DATA UNDER STUDY below:
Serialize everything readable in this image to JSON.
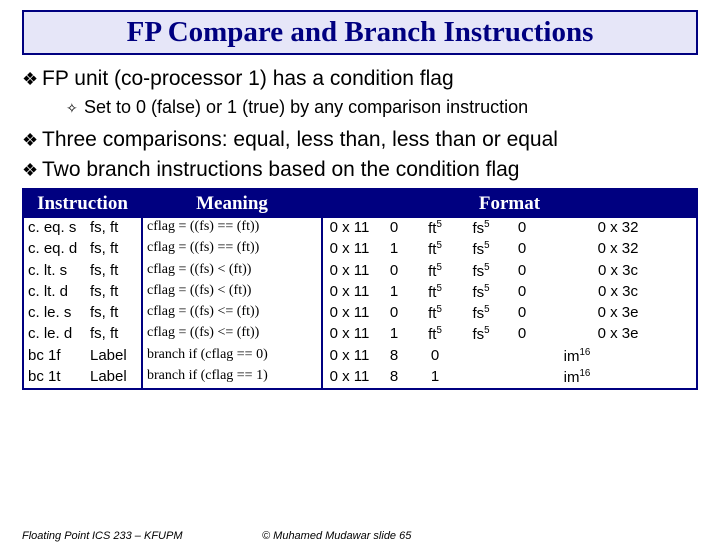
{
  "title": "FP Compare and Branch Instructions",
  "bullets": {
    "b1": "FP unit (co-processor 1) has a condition flag",
    "b1a": "Set to 0 (false) or 1 (true) by any comparison instruction",
    "b2": "Three comparisons: equal, less than, less than or equal",
    "b3": "Two branch instructions based on the condition flag"
  },
  "headers": {
    "instruction": "Instruction",
    "meaning": "Meaning",
    "format": "Format"
  },
  "rows": [
    {
      "mn": "c. eq. s",
      "ops": "fs, ft",
      "meaning": "cflag = ((fs) == (ft))",
      "f0": "0 x 11",
      "f1": "0",
      "f2": "ft",
      "f2s": "5",
      "f3": "fs",
      "f3s": "5",
      "f4": "0",
      "f5": "0 x 32"
    },
    {
      "mn": "c. eq. d",
      "ops": "fs, ft",
      "meaning": "cflag = ((fs) == (ft))",
      "f0": "0 x 11",
      "f1": "1",
      "f2": "ft",
      "f2s": "5",
      "f3": "fs",
      "f3s": "5",
      "f4": "0",
      "f5": "0 x 32"
    },
    {
      "mn": "c. lt. s",
      "ops": "fs, ft",
      "meaning": "cflag = ((fs) <  (ft))",
      "f0": "0 x 11",
      "f1": "0",
      "f2": "ft",
      "f2s": "5",
      "f3": "fs",
      "f3s": "5",
      "f4": "0",
      "f5": "0 x 3c"
    },
    {
      "mn": "c. lt. d",
      "ops": "fs, ft",
      "meaning": "cflag = ((fs) <  (ft))",
      "f0": "0 x 11",
      "f1": "1",
      "f2": "ft",
      "f2s": "5",
      "f3": "fs",
      "f3s": "5",
      "f4": "0",
      "f5": "0 x 3c"
    },
    {
      "mn": "c. le. s",
      "ops": "fs, ft",
      "meaning": "cflag = ((fs) <= (ft))",
      "f0": "0 x 11",
      "f1": "0",
      "f2": "ft",
      "f2s": "5",
      "f3": "fs",
      "f3s": "5",
      "f4": "0",
      "f5": "0 x 3e"
    },
    {
      "mn": "c. le. d",
      "ops": "fs, ft",
      "meaning": "cflag = ((fs) <= (ft))",
      "f0": "0 x 11",
      "f1": "1",
      "f2": "ft",
      "f2s": "5",
      "f3": "fs",
      "f3s": "5",
      "f4": "0",
      "f5": "0 x 3e"
    },
    {
      "mn": "bc 1f",
      "ops": "Label",
      "meaning": "branch if (cflag == 0)",
      "f0": "0 x 11",
      "f1": "8",
      "f2": "0",
      "imm": "im",
      "imms": "16"
    },
    {
      "mn": "bc 1t",
      "ops": "Label",
      "meaning": "branch if (cflag == 1)",
      "f0": "0 x 11",
      "f1": "8",
      "f2": "1",
      "imm": "im",
      "imms": "16"
    }
  ],
  "footer": {
    "f1": "Floating Point",
    "f2": "ICS 233 – KFUPM",
    "f3": "© Muhamed Mudawar  slide 65"
  }
}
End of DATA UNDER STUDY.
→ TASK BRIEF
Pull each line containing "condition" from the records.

→ TASK SOLUTION
    "b1": "FP unit (co-processor 1) has a condition flag",
    "b3": "Two branch instructions based on the condition flag"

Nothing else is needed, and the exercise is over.